Prompt » I would like each line of the data that holds the word "USDJPY" copied out.

Records from a data collection:
::::::::::

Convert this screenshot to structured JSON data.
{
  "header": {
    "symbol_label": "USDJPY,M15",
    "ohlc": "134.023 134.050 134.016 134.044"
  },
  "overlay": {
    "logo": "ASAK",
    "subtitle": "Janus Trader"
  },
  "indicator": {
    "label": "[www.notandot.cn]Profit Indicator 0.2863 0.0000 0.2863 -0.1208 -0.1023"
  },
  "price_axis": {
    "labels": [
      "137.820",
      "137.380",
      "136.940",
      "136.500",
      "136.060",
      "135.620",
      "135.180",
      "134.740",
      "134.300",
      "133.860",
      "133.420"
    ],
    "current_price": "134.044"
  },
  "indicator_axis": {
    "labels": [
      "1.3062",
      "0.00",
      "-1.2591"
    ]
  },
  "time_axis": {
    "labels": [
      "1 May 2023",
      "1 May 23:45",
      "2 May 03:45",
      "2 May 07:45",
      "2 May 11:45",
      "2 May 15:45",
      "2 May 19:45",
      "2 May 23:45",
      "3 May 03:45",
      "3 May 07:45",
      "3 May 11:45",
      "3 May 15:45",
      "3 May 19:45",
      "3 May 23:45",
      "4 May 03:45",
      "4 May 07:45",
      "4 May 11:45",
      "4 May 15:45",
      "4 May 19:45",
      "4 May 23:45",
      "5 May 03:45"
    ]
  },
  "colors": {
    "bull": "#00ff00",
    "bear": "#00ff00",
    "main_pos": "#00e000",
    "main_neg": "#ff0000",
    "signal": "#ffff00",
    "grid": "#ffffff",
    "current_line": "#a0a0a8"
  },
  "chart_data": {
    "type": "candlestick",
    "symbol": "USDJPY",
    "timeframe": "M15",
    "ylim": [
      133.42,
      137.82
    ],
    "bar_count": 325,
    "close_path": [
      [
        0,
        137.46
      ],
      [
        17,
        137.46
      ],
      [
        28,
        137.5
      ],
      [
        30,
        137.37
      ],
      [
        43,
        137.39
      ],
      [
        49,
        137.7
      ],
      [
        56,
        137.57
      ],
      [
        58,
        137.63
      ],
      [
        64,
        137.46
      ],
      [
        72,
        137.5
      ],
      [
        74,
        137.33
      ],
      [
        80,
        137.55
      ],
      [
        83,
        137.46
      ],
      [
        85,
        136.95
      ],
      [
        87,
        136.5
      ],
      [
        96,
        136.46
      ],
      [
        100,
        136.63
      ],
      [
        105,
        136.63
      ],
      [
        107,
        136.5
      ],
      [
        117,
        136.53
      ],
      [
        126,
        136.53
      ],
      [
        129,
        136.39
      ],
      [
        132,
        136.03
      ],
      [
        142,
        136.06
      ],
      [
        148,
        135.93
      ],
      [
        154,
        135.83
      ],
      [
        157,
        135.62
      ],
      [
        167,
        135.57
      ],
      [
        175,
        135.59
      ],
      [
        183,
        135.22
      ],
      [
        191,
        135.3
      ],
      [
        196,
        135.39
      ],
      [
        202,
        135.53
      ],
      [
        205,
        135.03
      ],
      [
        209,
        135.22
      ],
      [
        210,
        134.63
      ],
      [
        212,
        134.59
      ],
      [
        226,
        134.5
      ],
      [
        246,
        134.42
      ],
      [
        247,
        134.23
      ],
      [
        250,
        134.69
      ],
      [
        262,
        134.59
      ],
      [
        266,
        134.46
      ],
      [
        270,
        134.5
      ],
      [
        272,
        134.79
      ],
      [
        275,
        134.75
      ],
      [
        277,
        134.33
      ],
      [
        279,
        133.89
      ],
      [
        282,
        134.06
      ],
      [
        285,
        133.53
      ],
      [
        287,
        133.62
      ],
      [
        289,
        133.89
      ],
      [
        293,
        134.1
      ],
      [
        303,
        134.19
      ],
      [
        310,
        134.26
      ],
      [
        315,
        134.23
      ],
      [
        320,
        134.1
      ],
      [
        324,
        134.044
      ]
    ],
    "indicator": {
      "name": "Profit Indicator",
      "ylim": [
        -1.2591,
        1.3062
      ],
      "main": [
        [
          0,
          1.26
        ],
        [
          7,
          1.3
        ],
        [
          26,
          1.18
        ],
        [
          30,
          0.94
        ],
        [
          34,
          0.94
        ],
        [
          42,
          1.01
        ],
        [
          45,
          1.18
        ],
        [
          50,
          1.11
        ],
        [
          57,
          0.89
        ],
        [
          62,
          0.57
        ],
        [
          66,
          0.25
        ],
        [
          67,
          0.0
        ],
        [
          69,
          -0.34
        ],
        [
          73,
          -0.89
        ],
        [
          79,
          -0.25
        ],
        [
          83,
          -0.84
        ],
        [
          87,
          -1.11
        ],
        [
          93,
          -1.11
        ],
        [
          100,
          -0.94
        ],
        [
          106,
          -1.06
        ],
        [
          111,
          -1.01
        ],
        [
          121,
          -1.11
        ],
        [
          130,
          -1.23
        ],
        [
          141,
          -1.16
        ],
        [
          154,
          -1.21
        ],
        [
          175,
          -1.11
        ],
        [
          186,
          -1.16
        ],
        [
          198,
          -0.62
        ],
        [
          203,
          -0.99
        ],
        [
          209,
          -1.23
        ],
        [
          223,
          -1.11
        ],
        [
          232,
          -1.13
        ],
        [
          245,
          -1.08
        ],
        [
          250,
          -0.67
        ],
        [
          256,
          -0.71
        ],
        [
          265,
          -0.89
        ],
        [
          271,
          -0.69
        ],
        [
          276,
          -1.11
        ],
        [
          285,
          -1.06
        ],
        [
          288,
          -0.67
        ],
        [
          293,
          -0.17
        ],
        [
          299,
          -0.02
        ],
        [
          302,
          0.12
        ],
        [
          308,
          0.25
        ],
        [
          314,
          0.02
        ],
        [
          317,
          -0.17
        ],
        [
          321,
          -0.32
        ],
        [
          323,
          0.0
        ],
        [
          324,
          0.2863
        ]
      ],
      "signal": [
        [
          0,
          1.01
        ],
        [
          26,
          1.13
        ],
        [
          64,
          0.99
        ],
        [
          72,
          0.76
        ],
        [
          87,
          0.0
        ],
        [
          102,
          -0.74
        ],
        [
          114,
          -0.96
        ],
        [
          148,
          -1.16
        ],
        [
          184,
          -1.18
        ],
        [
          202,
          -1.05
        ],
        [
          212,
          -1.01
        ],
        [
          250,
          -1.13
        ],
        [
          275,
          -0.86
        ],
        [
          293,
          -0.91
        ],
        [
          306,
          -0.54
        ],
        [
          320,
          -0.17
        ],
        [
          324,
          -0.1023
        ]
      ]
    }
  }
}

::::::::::

Solution to the problem »
    "symbol_label": "USDJPY,M15",
    "symbol": "USDJPY",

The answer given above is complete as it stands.